Friday, 16 March 2012
Format: A plain CDr disc with a single-sided, colour-tinted paper sleeve, contained in orange plastic wallet. No catalogue reference number, but it is a self-produced demo by Hugin in 2007 not intended for commercial release.
Edition: 1 copy only
01. untitled 5.12
02. untitled 4.25
03. untitled 6.09
04. untitled 3.26
05. untitled 7.19
06. untitled 5.42
07. untitled 9.56
Here is a unique CDr demo from the deepest vaults of W.A.R. Productions, and one that I am indebted to Hugin for having shared with the Castle archive late last year.

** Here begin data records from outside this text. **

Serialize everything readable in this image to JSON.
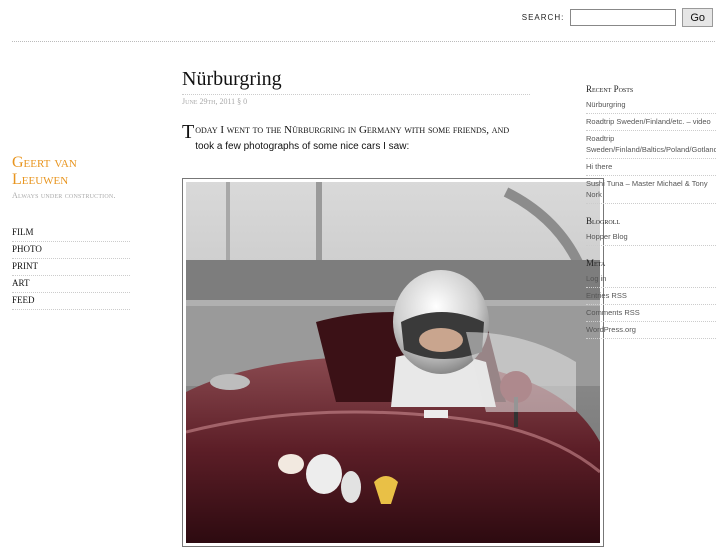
{
  "header": {
    "search_label": "SEARCH:",
    "search_value": "",
    "go_label": "Go"
  },
  "site": {
    "title": "Geert van Leeuwen",
    "tagline": "Always under construction."
  },
  "nav": {
    "items": [
      "Film",
      "Photo",
      "Print",
      "Art",
      "Feed"
    ]
  },
  "post": {
    "title": "Nürburgring",
    "meta": "June 29th, 2011 § 0",
    "body_cap": "T",
    "body_sc": "oday I went to the Nürburgring in Germany with some friends, and",
    "body_rest": "took a few photographs of some nice cars I saw:"
  },
  "sidebar": {
    "recent_heading": "Recent Posts",
    "recent": [
      "Nürburgring",
      "Roadtrip Sweden/Finland/etc. – video",
      "Roadtrip Sweden/Finland/Baltics/Poland/Gotland",
      "Hi there",
      "Sushi Tuna – Master Michael & Tony Nork"
    ],
    "blogroll_heading": "Blogroll",
    "blogroll": [
      "Hopper Blog"
    ],
    "meta_heading": "Meta",
    "meta": [
      "Log in",
      "Entries RSS",
      "Comments RSS",
      "WordPress.org"
    ]
  }
}
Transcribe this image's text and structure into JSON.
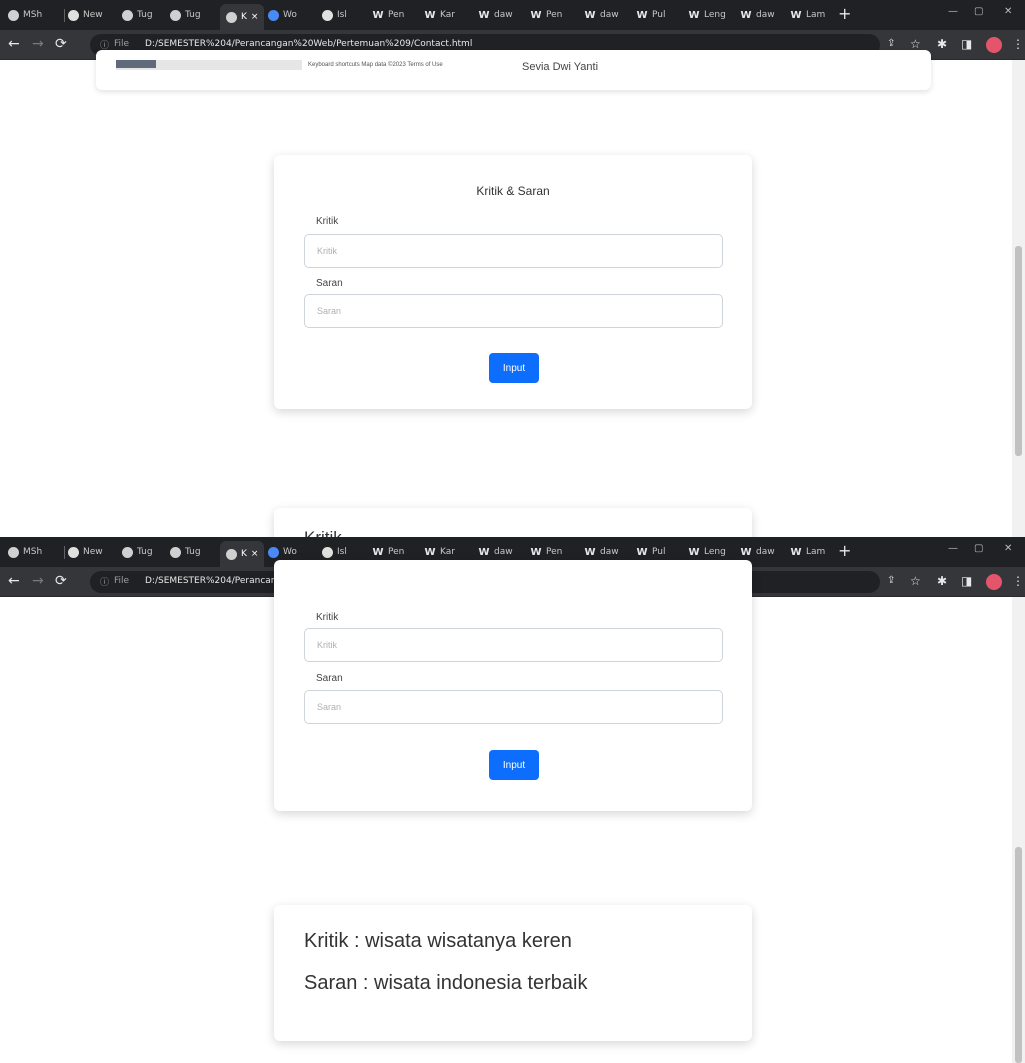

On the face of it, as you will have gathered from the title on the cover, it's a Bonemachine demo. The vast hand emerging from the briny depths to grapple with an ocean liner is a very cool image indeed, and one that complements the title "Triangle" perfectly. The name refers to the so-called Devil's Triangle that covers the Straits of Florida, the Bahamas and the entire Caribbean island area and the Atlantic east to the Azores. This demo has - and let us be thankful for the fact - nothing to do with Barry Manilow and his 1981 'Bermuda Triangle' smootch-fest (but then, who here does have anything to do with Barry Manilow?!)
Everyone has a view on the relative merit of the Triangle legends, and I dare say we'll all have to agree to disagree on the subject or risk endless and interminable argument. Consequently Nazgul decrees that the best thing to do is to draw a line under the legitimacy or otherwise of the area's reputation and move onto the musical element of the release instead.
But first - a random quiz! Score yourself one gold star if you are able to identify another Bonemachine song with a direct reference to the Bermuda Triangle. Still thinking...? No hurry, the answer is to be found elsewhere in Honour and Darkness (and also at the foot of this post).
Anyway, back to the music, and let's take another look at that artwork. Conjures up feelings of immense power, vulnerability and the presence of mysterious forces at work doesn't it? You might assume that with such a cover the music is destined to be an industrial concept album based around disappearances within the Triangle, featuring the tortured sounds of rending metal, twisting girders and the screams of hapless crew members, perhaps accompanied by bursts of static from emergency radio transmissions as Hugin recreates the tragic loss of countless sea-faring vessels. And if, you continue to wonder excitedly, this also involves some input of that vast, mysterious hand emerging from the deep then all well and good - bring it on!
So you slip the disc into your death-deck: immediately unexpected but strangely familiar sounds begin to emanate from the speakers. This doesn't sound like the final moments of stricken ships, you cry, why these are ... they surely can't be, but they are ... songs from the early days of Ceremony of Innocence! What gives - has a temporal disturbance in space and time impacted upon this demo too?
Over to our Austrian friend for more details on the matter: "this Bonemachine CDr was made before I started Ceremony Of Innocence; I recorded it in 2007 and then never used again, I just did the cover for my own use. Later I decided to start a new project and so COI was born."
It's essentially a parallel (universe) with the situation previously described in these pages where the Hrossharsgrani "Uruk Hai" demo tape was recorded, didn't seem to suit the project, and led to the formation of a new band instead (being Uruk Hai, for those playing catch-up). On this demo, the distinctly upbeat keyboard rhythms are not in the vein of Bonemachine output of the time, yet were clearly too good to discard or ignore. The solution: pop them onto a CDr as untitled works-in-progress, revisit them with fresh ears and determine (quite rightly) that they were worthy of release but under a new guise. This in turn led to the foundation of COI and the inclusion of the first six of these songs on the "Horproben 2007" demo and "Der Rote Glanz Der Flammenfee" album releases.
The one exception to this is the final song, where compositionally over its near ten-minute duration it reflects more of a traditional Bonemachine dynamic, and actually does come close to creating the perfect atmosphere of fog-shrouded waters and impending disaster....
And the answer to Uncle Nazgul's quiz question? Crown yourself an official Huginophile if you answered 'Flight 19' from the 3"CDr release "Burn Down Psychosis" featured on the Blog on 14 February 2009 (Flight 19 being a training flight of five TBM Avenger torpedo bombers that disappeared on December 5, 1945, somewhere over the Triangle as the story goes, although recent evidence suggests that they may actually have been sighted on radar over swampland in Georgia shortly before their final disappearance).